Directed by Michael Bay, Transformers: Dark of the Moon is the third entry in the Transformers feature film franchise, which is based on popular Hasbro toyline of the same name and the various animated series; Transformers: Generation 1 (1984 / 1985–1994), Transformers: Generation 2 (1993–1995), Beast Wars/Machines (1996–2000) and Robots in Disguise (1999–2001). There have also been several comic book series based on the Transformers characters, published by Marvel, Dreamwave, IDW and Botcon, which is short for 'The Official Transformers Collectors' Convention.'
The feature film series, which started in 2007 is always financially successful, but critical success is another story. Bay, a visionary American filmmaker, who in recent years has ventured into producing features such as I Am Number Four and the remakes of A Nightmare on Elm Street and Friday the 13th, is well known for his love of explosive special effects, which is something he is equally praised and criticised for.

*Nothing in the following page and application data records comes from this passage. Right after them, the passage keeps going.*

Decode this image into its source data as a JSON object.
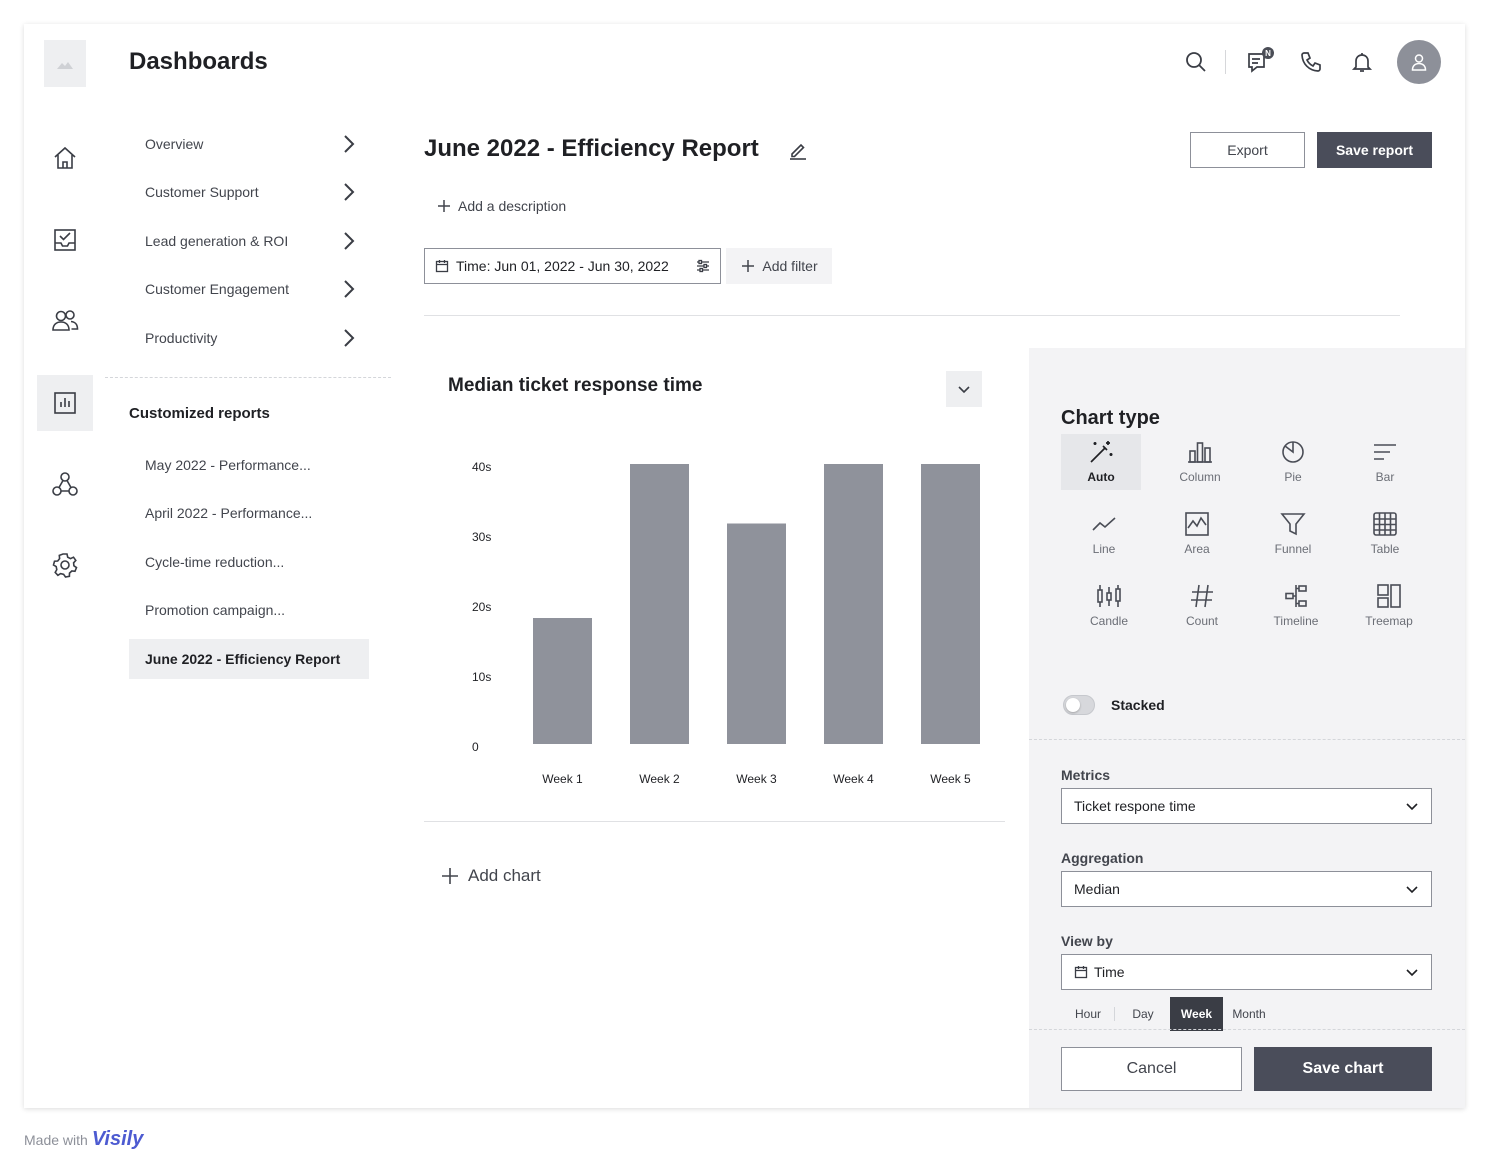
{
  "app": {
    "title": "Dashboards"
  },
  "header": {
    "icons": [
      "search-icon",
      "chat-icon",
      "phone-icon",
      "bell-icon",
      "user-icon"
    ],
    "notification_badge": "N"
  },
  "rail": {
    "items": [
      "home-icon",
      "inbox-icon",
      "users-icon",
      "reports-icon",
      "integrations-icon",
      "settings-icon"
    ],
    "active": "reports-icon"
  },
  "dashboards_nav": [
    {
      "label": "Overview"
    },
    {
      "label": "Customer Support"
    },
    {
      "label": "Lead generation & ROI"
    },
    {
      "label": "Customer Engagement"
    },
    {
      "label": "Productivity"
    }
  ],
  "custom_reports": {
    "title": "Customized reports",
    "items": [
      {
        "label": "May 2022 - Performance..."
      },
      {
        "label": "April 2022 - Performance..."
      },
      {
        "label": "Cycle-time reduction..."
      },
      {
        "label": "Promotion campaign..."
      },
      {
        "label": "June 2022 - Efficiency Report"
      }
    ],
    "active_index": 4
  },
  "report": {
    "title": "June 2022 - Efficiency Report",
    "export_label": "Export",
    "save_label": "Save report",
    "add_description": "Add a description",
    "time_filter": "Time: Jun 01, 2022 - Jun 30, 2022",
    "add_filter": "Add filter",
    "add_chart": "Add chart"
  },
  "chart_data": {
    "type": "bar",
    "title": "Median ticket response time",
    "categories": [
      "Week 1",
      "Week 2",
      "Week 3",
      "Week 4",
      "Week 5"
    ],
    "values": [
      18,
      40,
      31.5,
      40,
      40
    ],
    "ylim": [
      0,
      40
    ],
    "yticks": [
      0,
      10,
      20,
      30,
      40
    ],
    "ytick_labels": [
      "0",
      "10s",
      "20s",
      "30s",
      "40s"
    ],
    "xlabel": "",
    "ylabel": "",
    "bar_color": "#8f929b",
    "grid": false
  },
  "panel": {
    "title": "Chart type",
    "chart_types": [
      {
        "label": "Auto",
        "icon": "magic-wand-icon"
      },
      {
        "label": "Column",
        "icon": "column-chart-icon"
      },
      {
        "label": "Pie",
        "icon": "pie-chart-icon"
      },
      {
        "label": "Bar",
        "icon": "bar-chart-icon"
      },
      {
        "label": "Line",
        "icon": "line-chart-icon"
      },
      {
        "label": "Area",
        "icon": "area-chart-icon"
      },
      {
        "label": "Funnel",
        "icon": "funnel-icon"
      },
      {
        "label": "Table",
        "icon": "table-icon"
      },
      {
        "label": "Candle",
        "icon": "candle-chart-icon"
      },
      {
        "label": "Count",
        "icon": "hash-icon"
      },
      {
        "label": "Timeline",
        "icon": "timeline-icon"
      },
      {
        "label": "Treemap",
        "icon": "treemap-icon"
      }
    ],
    "selected_chart_type": "Auto",
    "stacked_label": "Stacked",
    "stacked_on": false,
    "metrics_label": "Metrics",
    "metrics_value": "Ticket respone time",
    "aggregation_label": "Aggregation",
    "aggregation_value": "Median",
    "viewby_label": "View by",
    "viewby_value": "Time",
    "granularity": [
      "Hour",
      "Day",
      "Week",
      "Month"
    ],
    "granularity_selected": "Week",
    "cancel_label": "Cancel",
    "save_label": "Save chart"
  },
  "footer": {
    "made_with": "Made with",
    "brand": "Visily"
  },
  "colors": {
    "primary_button": "#4a4d5a",
    "panel_bg": "#f3f3f5",
    "bar": "#8f929b",
    "brand": "#4d5bd1"
  }
}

In fact Bay has appeared in several ad campaigns as himself, lampooning the popular idea that his work is style over substance;

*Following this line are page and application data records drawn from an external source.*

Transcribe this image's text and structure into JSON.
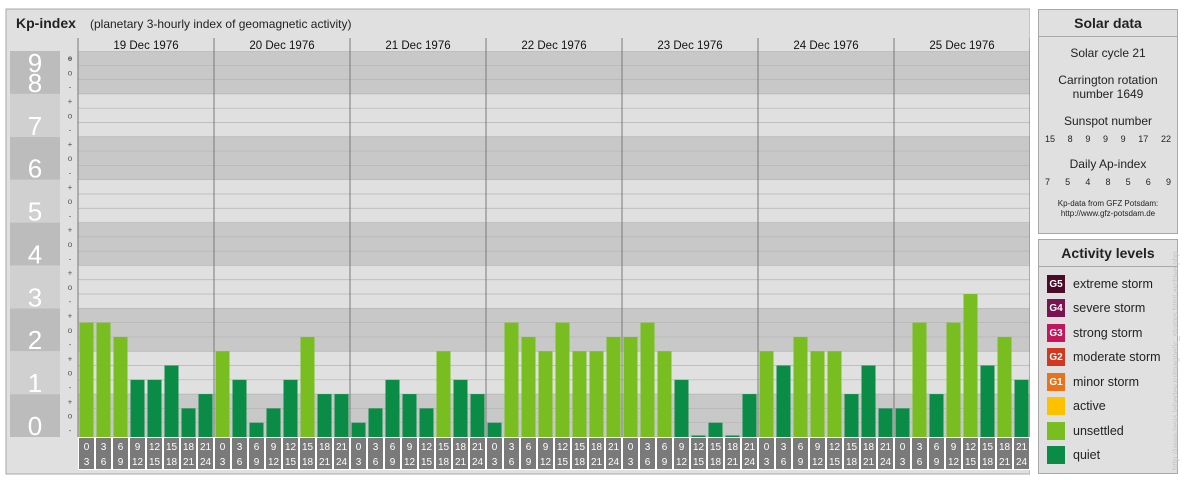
{
  "header": {
    "title": "Kp-index",
    "subtitle": "(planetary 3-hourly index of geomagnetic activity)"
  },
  "chart_data": {
    "type": "bar",
    "title": "Kp-index",
    "subtitle": "(planetary 3-hourly index of geomagnetic activity)",
    "ylim": [
      0,
      9
    ],
    "y_ticks": [
      "0",
      "1",
      "2",
      "3",
      "4",
      "5",
      "6",
      "7",
      "8",
      "9"
    ],
    "y_minor_labels": [
      "+",
      "o",
      "-"
    ],
    "days": [
      "19 Dec 1976",
      "20 Dec 1976",
      "21 Dec 1976",
      "22 Dec 1976",
      "23 Dec 1976",
      "24 Dec 1976",
      "25 Dec 1976"
    ],
    "intervals": [
      [
        "0",
        "3"
      ],
      [
        "3",
        "6"
      ],
      [
        "6",
        "9"
      ],
      [
        "9",
        "12"
      ],
      [
        "12",
        "15"
      ],
      [
        "15",
        "18"
      ],
      [
        "18",
        "21"
      ],
      [
        "21",
        "24"
      ]
    ],
    "values": [
      [
        2.667,
        2.667,
        2.333,
        1.333,
        1.333,
        1.667,
        0.667,
        1.0
      ],
      [
        2.0,
        1.333,
        0.333,
        0.667,
        1.333,
        2.333,
        1.0,
        1.0
      ],
      [
        0.333,
        0.667,
        1.333,
        1.0,
        0.667,
        2.0,
        1.333,
        1.0
      ],
      [
        0.333,
        2.667,
        2.333,
        2.0,
        2.667,
        2.0,
        2.0,
        2.333
      ],
      [
        2.333,
        2.667,
        2.0,
        1.333,
        0.0,
        0.333,
        0.0,
        1.0
      ],
      [
        2.0,
        1.667,
        2.333,
        2.0,
        2.0,
        1.0,
        1.667,
        0.667
      ],
      [
        0.667,
        2.667,
        1.0,
        2.667,
        3.333,
        1.667,
        2.333,
        1.333
      ]
    ],
    "colors": {
      "quiet": "#0a8c46",
      "unsettled": "#78be20",
      "active": "#fcc200"
    },
    "grid": true
  },
  "solar": {
    "title": "Solar data",
    "cycle": "Solar cycle 21",
    "carrington_line1": "Carrington rotation",
    "carrington_line2": "number 1649",
    "sunspot_label": "Sunspot number",
    "sunspot": [
      "15",
      "8",
      "9",
      "9",
      "9",
      "17",
      "22"
    ],
    "ap_label": "Daily Ap-index",
    "ap": [
      "7",
      "5",
      "4",
      "8",
      "5",
      "6",
      "9"
    ],
    "source_line1": "Kp-data from GFZ Potsdam:",
    "source_line2": "http://www.gfz-potsdam.de"
  },
  "activity": {
    "title": "Activity levels",
    "items": [
      {
        "code": "G5",
        "label": "extreme storm",
        "color": "#4a0a28",
        "icon": "g5-badge-icon"
      },
      {
        "code": "G4",
        "label": "severe storm",
        "color": "#7a1450",
        "icon": "g4-badge-icon"
      },
      {
        "code": "G3",
        "label": "strong storm",
        "color": "#c2185b",
        "icon": "g3-badge-icon"
      },
      {
        "code": "G2",
        "label": "moderate storm",
        "color": "#d2381e",
        "icon": "g2-badge-icon"
      },
      {
        "code": "G1",
        "label": "minor storm",
        "color": "#e8731c",
        "icon": "g1-badge-icon"
      },
      {
        "code": "",
        "label": "active",
        "color": "#fcc200",
        "icon": "active-swatch-icon"
      },
      {
        "code": "",
        "label": "unsettled",
        "color": "#78be20",
        "icon": "unsettled-swatch-icon"
      },
      {
        "code": "",
        "label": "quiet",
        "color": "#0a8c46",
        "icon": "quiet-swatch-icon"
      }
    ]
  },
  "credit": "http://www.tesis.lebedev.ru/magnetic_storms.html archive.php"
}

South Park have also had their own unique say on the matter;
Bay started his career at Propaganda Film directing commercials and music videos, and in the mid 90s directed the action-comedy Bad Boys in 1995, which was produced by Jerry Bruckheimer and Don Simpson, who also produced, Bay's follow-up, the action film The Rock in 1996. Bay and Bruckheimer would continue to work together on the action-adventure Armageddon in 1998, the war-action film Pearl Harbour in 2001 and Bad Boys II in 2003. The Island, a science-fiction film was released in 2005 and Bay then directed Transformers in 2007 and Transformers: Revenge of the Fallen in 2009, both produced by Steven Spielberg.

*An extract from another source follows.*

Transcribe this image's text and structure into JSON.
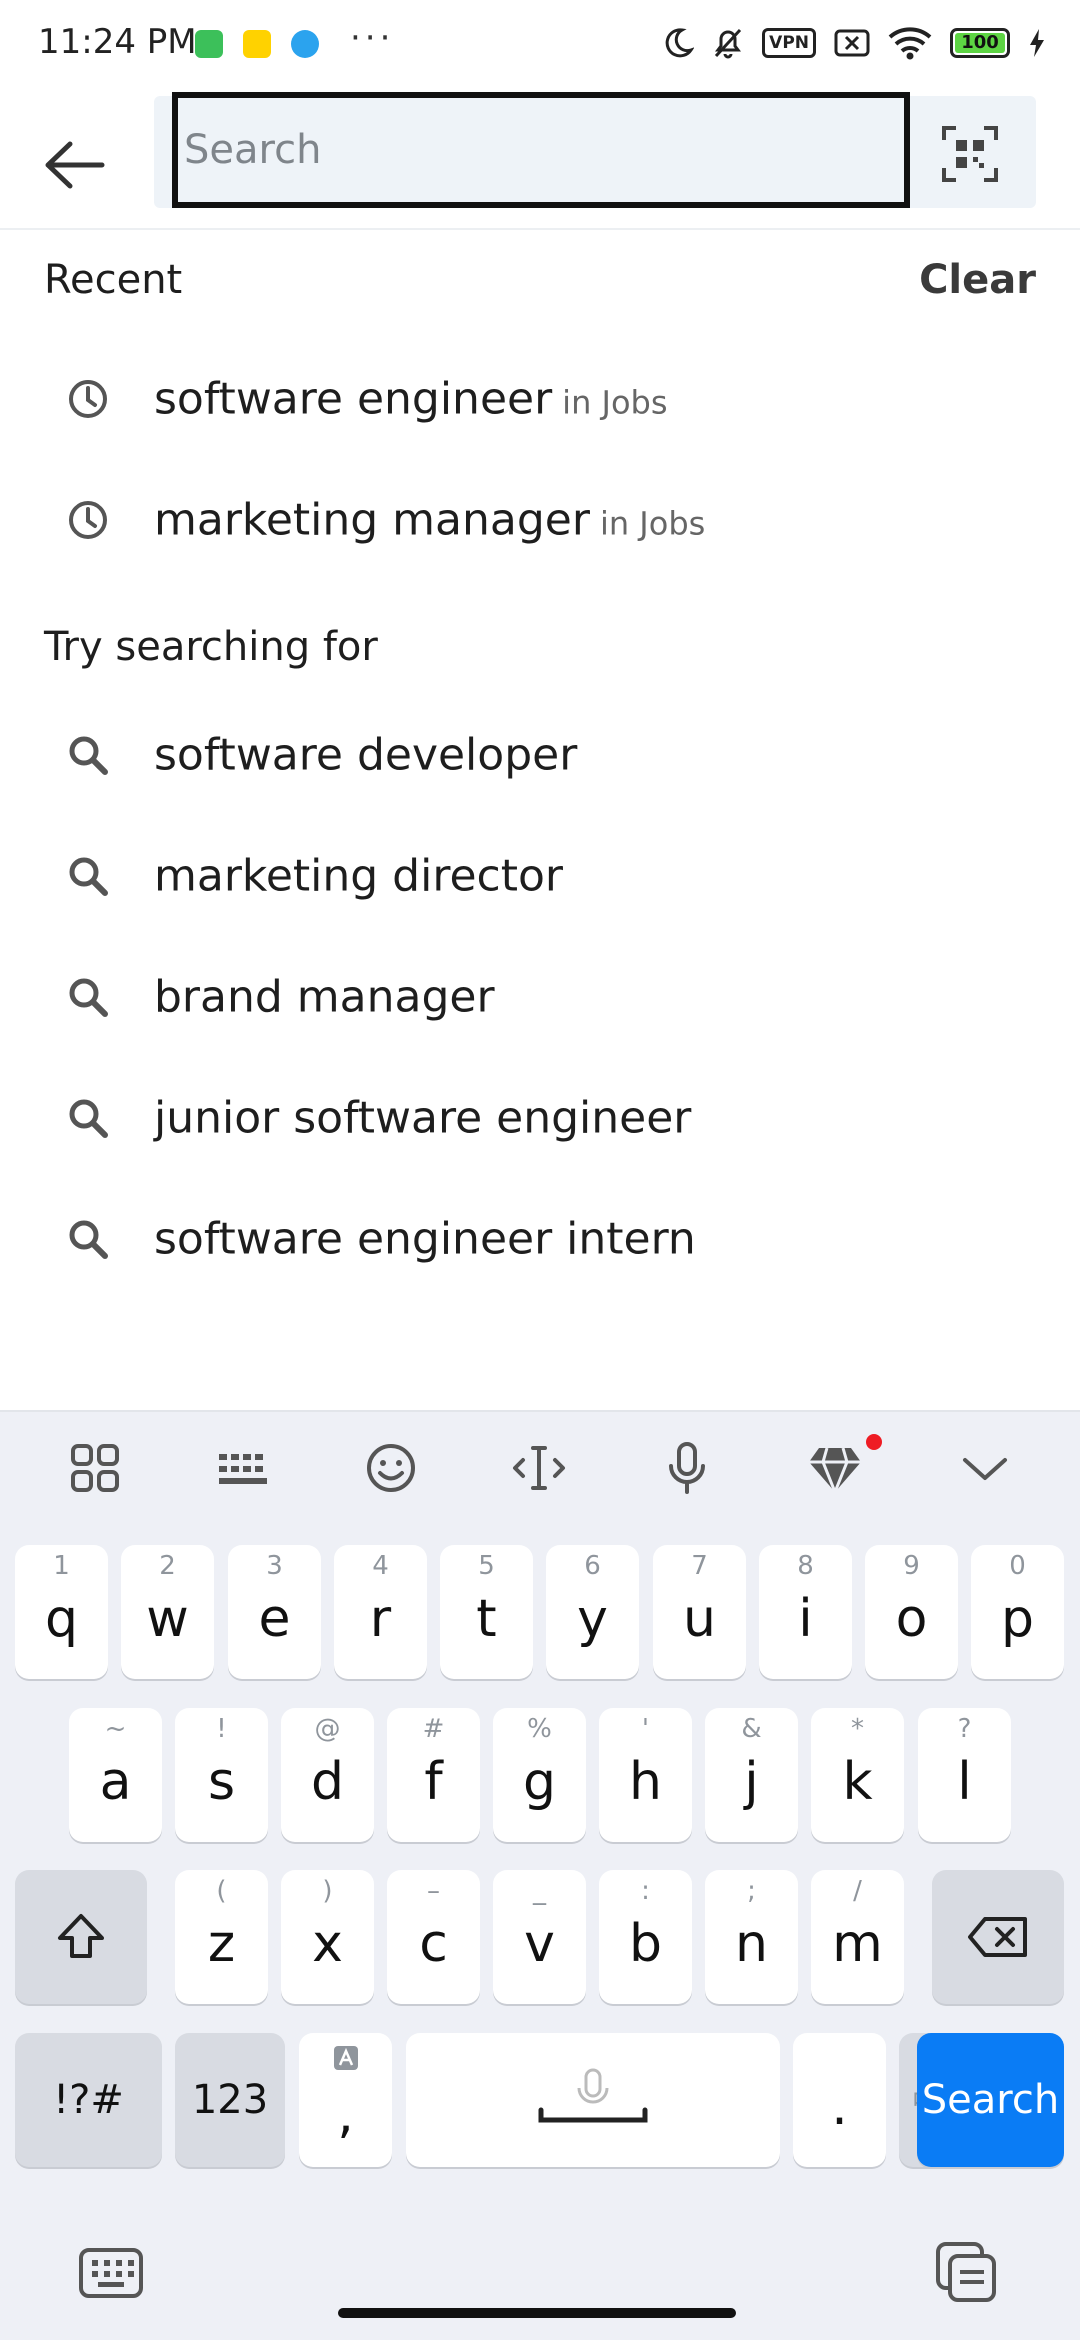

Despite the critical negativity, Transformers: Revenge of the Fallen was a box office hit, grossing a total of $402 million in North America and $836 million worldwide - the second highest grossing film of 2009 behind Avatar.
Transformers: Dark of the Moon looks to avoid some of the criticisms found in the previous feature film - such as the comic relief characters of Mudflap and Skids, who were viewed by some critics as racial stereotypes. Both characters have reportedly been dropped from the the upcoming feature. Other changes have affected the cast, Mikaela Banes portrayed by Megan Fox in both Transformers films, is no longer the love interest of Sam Witwicky, portrayed by Shia LaBeouf. Instead it is Carly, who originally appeared in the animated series and is portrayed by Rosie Huntington-Whiteley in the feature film. Josh Duhamel, Tyrese Gibson, John Turturro all return, along with new cast members; Patrick Dempsey as Dylan, Carly's boss and a racing car driver, John Malkovich as Bruce, Sam's boss and Frances McDormand as Marissa Faireborn, Director of National Intelligence. Peter Cullen once again provides the voice of Optimus Prime, while Leonard Nimoy provides the voice of Sentinel Prime; Nimoy provided the voice of Galvatron in the 80s classic Transformers: The Movie.